It is best to begin your gym workout with a dynamic warm-up routine. Pixabay

 If you thought hitting the gym only builds your physical strength, think again. A study of nearly half a million people has revealed that stronger people perform better in brain functioning tests.

Muscular strength, measured by handgrip, is an indication of how healthy our brains are, said the study published in the journal Schizophrenia Bulletin.

“Our study confirms that people who are stronger do indeed tend to have better functioning brains,” said study co-author Joseph Firth from NICM Health Research Institute, Western Sydney University, Australia.

Strong people have sharper brains. Wikimedia Commons
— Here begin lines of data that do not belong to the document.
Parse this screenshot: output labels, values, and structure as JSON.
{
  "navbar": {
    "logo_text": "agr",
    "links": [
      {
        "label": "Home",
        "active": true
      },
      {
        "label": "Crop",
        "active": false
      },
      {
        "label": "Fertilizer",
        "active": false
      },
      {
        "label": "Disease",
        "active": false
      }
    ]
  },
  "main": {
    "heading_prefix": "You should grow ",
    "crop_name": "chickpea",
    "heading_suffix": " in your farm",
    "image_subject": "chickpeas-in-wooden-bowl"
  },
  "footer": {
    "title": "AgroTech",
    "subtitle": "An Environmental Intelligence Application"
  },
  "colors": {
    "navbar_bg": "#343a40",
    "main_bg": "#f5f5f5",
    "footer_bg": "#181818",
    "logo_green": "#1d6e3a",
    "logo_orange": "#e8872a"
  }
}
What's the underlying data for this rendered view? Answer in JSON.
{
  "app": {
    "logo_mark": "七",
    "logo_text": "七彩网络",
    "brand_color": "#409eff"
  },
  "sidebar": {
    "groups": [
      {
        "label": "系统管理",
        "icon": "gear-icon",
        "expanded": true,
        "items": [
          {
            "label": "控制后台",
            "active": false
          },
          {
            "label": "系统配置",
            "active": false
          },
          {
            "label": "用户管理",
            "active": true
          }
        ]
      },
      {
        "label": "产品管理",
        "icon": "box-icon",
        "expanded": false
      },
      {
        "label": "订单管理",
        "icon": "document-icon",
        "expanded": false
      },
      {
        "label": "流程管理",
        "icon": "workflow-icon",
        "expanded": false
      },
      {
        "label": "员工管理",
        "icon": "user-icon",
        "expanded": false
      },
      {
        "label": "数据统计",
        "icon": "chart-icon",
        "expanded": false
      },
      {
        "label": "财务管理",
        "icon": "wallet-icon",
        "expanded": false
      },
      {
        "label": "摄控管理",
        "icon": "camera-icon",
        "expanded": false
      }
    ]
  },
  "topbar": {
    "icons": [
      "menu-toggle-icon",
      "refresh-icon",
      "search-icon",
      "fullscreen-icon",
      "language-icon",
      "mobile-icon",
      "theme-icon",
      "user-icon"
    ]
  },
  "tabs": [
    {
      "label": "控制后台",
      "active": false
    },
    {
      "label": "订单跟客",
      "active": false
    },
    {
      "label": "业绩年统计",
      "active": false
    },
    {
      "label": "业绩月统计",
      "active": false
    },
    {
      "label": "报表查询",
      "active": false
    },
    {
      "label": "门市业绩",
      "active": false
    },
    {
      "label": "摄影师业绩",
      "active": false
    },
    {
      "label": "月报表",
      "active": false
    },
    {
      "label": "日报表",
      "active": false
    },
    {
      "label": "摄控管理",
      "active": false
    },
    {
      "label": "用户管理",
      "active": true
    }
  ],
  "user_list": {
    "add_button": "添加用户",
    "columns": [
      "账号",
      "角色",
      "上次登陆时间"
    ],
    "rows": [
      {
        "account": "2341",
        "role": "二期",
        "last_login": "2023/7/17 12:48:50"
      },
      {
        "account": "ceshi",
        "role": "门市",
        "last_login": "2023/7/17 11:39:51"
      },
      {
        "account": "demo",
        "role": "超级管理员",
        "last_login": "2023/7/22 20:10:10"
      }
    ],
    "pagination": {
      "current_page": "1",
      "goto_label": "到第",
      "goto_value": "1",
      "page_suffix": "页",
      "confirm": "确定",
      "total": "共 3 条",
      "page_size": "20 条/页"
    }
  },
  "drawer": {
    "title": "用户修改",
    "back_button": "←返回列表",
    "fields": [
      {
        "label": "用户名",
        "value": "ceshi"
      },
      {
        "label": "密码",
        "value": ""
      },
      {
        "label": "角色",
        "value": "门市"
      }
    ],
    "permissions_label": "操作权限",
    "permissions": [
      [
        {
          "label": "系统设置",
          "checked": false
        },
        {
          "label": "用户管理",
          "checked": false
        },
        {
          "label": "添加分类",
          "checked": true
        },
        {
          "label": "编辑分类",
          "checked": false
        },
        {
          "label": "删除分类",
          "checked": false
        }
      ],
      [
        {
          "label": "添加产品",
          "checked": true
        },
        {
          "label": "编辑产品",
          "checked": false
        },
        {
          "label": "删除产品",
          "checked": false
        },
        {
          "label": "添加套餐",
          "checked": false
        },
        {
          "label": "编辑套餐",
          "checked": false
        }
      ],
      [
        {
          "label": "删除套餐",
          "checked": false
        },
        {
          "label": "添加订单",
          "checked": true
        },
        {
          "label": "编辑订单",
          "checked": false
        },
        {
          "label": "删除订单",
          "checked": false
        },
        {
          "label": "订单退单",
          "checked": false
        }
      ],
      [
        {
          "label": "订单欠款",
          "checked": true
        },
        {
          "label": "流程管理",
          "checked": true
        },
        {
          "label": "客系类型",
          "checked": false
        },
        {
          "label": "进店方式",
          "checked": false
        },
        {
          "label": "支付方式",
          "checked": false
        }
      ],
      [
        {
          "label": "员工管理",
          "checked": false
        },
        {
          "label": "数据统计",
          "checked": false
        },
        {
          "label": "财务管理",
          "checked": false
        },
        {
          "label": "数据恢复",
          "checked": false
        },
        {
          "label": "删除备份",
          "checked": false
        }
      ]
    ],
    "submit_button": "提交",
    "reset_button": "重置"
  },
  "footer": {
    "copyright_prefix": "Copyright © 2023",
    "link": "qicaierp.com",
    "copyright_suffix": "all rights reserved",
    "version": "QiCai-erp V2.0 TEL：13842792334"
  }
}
Using data from the 475,397 participants from all around Britain, the new study showed that on average, stronger people performed better in brain functioning tests that included reaction speed, logical problem solving, and multiple different tests of memory.

The study, which used UK Biobank data, showed the relationships were consistently strong in both people aged under 55 and those aged over 55. Previous studies had only shown this applies in elderly people.

The findings also showed that maximal handgrip was strongly correlated with both visual memory and reaction time in over one thousand people with psychotic disorders such as schizophrenia.

Also Read: Riding a bike to work as good as gym workout: Study

“We can see there is a clear connection between muscular strength and brain health,” Firth, who is also an honorary research fellow at the University of Manchester in Britain, said. “But really, what we need now, are more studies to test if we can actually make our brains healthier by doing things which make our muscles stronger — such as weight training,” he added. Previous research by the group has already found that aerobic exercise can improve brain health. “These sorts of novel interventions, such as weight training, could be particularly beneficial for people with mental health conditions,” Firth said.

“Our research has shown that the connections between muscular strength and brain functioning also exist in people experiencing schizophrenia, major depression and bipolar disorder — all of which can interfere with regular brain functioning,” he added. “This raises the strong possibility that weight training exercises could actually improve both the physical and mental functioning of people with these conditions,” he said. IANS